Documenting Lawful Source of Funds in EB-5
One of the major roles an immigration attorney plays for an EB-5 immigrant investor is strategizing and documenting the lawful nature of EB-5 capital invested in a new commercial enterprise. This is to comply with USCIS regulations at 8 C.F.R. 204.6(j)(2) and (3), which lists the type of evidence an EB-5 investor must submit, as applicable, such as foreign business registration records, business or personal tax returns, or evidence of other sources of capital, to demonstrate the capital was “obtained through lawful means.” In practice, this can require substantial documentation when preparing the Form I-526 petition, as USCIS reviews documents like a forensic accountant, requiring documentation on earnings and bank transfers to correlate with the investor’s “source of funds” story.
How should an EB-5 investor prove source of funds?
An EB-5 petitioner must establish that the actual capital invested came from a lawful source, and not simply that the capital could have been provided from lawful funds. See Binbin Lei, 2017 U.S. Dist. LEXIS 43548, at *4 n. 2 (“[A] plaintiff cannot establish that she is eligible for an EB-5 visa merely by showing that her husband was financially capable of affording her capital investment via lawfully obtained funds; she must establish that the actual capital invested was obtained through lawful means.”)
U.S. courts have found these “hyper-technical” requirements serve a valid government interest: confirming that the funds utilized are not of suspect origin, such as drug trafficking, money laundering, or other criminal enterprises. See Spencer Enterprises, Inc. v. United States, 229 F. Supp. 2d 1025, 1040 (E.D. Calif. 2001) aff'd 345 F.3d 683 (9th Cir. 2003) (affirming a finding that a petitioner had failed to establish the lawful source of her funds due to her failure to designate the nature of all of her employment or submit five years of tax returns).
The process to establish that EB-5 capital came from a legal source
EB-5 immigration attorneys work closely with the immigrant investor (and potentially his/her financial advisor, tax professionals, and others) to understand how the EB-5 applicant earned his/her capital and how such earnings can be documented. This is a critical aspect of EB-5 investor representation, and can involve weeks of back and forth to obtain, translate, and review documentation before being able to present an approvable case to USCIS.

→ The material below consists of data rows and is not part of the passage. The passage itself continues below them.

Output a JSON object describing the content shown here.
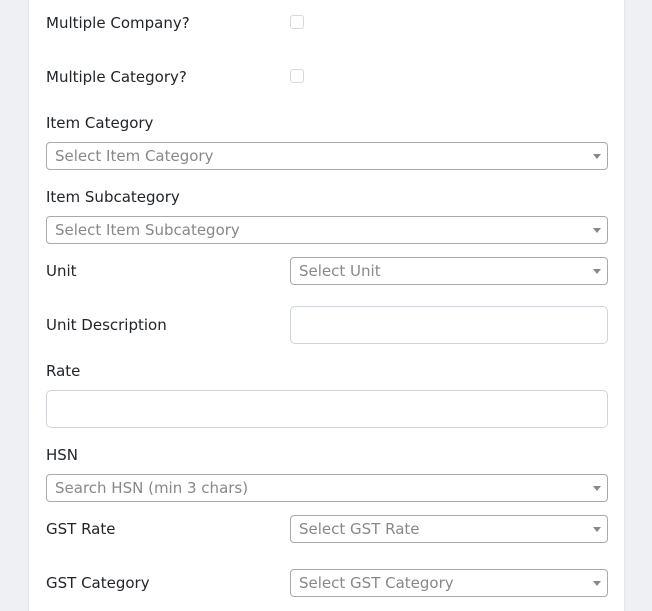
{
  "form": {
    "multiple_company_label": "Multiple Company?",
    "multiple_category_label": "Multiple Category?",
    "item_category_label": "Item Category",
    "item_category_placeholder": "Select Item Category",
    "item_subcategory_label": "Item Subcategory",
    "item_subcategory_placeholder": "Select Item Subcategory",
    "unit_label": "Unit",
    "unit_placeholder": "Select Unit",
    "unit_description_label": "Unit Description",
    "unit_description_value": "",
    "rate_label": "Rate",
    "rate_value": "",
    "hsn_label": "HSN",
    "hsn_placeholder": "Search HSN (min 3 chars)",
    "gst_rate_label": "GST Rate",
    "gst_rate_placeholder": "Select GST Rate",
    "gst_category_label": "GST Category",
    "gst_category_placeholder": "Select GST Category"
  },
  "colors": {
    "page_background": "#eef0f4",
    "card_background": "#ffffff",
    "select_border": "#aaaaaa",
    "placeholder_text": "#888888"
  },
  "icons": {
    "dropdown_arrow": "caret-down-icon"
  }
}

Additionally, an EB-5 petitioner must document the “path of funds” in order to meet the burden of establishing that the funds are his own funds. See In re Izummi, 22 I. & N. Dec. 169, 195 (holding because "petitioner ha[d] not documented the path of funds, ... the petitioner ... failed to meet his burden of establishing that the initial [investment] ... were his own funds"); and In re Soffici, 22 I. & N. Dec. 158, 164-65 (finding petitioner failed to demonstrate he satisfied Section 204.6(j)(2) & (3) because he failed to document adequately the source of funds he sought to invest).
Why it's critical to consider source before transferring EB-5 capital
Due to restrictions of formal banking channels or currency exchange controls, it has become more common for an EB-5 investor’s funds to involve a private currency exchange. USCIS has become more attuned to these financial relationships and have begun denying Form I-526s when the currency exchanger is unable to provide evidence of the lawful source of funds being transferred to the United States. It is critical that an EB-5 investor discuss the evidentiary requirements with an immigration attorney and private currency exchanger before transferring funds to ensure documentation can be provided to assuage any USCIS concerns.
Hiring an experienced EB-5 attorney is important for many reasons, but documenting the lawful source and path of funds is one of the biggest reasons why. It’s something that must be done correctly on the first try, before the EB-5 capital is transferred to a new commercial enterprise. EB-5 practitioners have seen a large uptick in Requests for Evidence, Notices of Intent to Deny, and denials related to source of funds, and it can be difficult to “fix” a case after it has already been filed. This is not an area to be penny-wise, pound-foolish.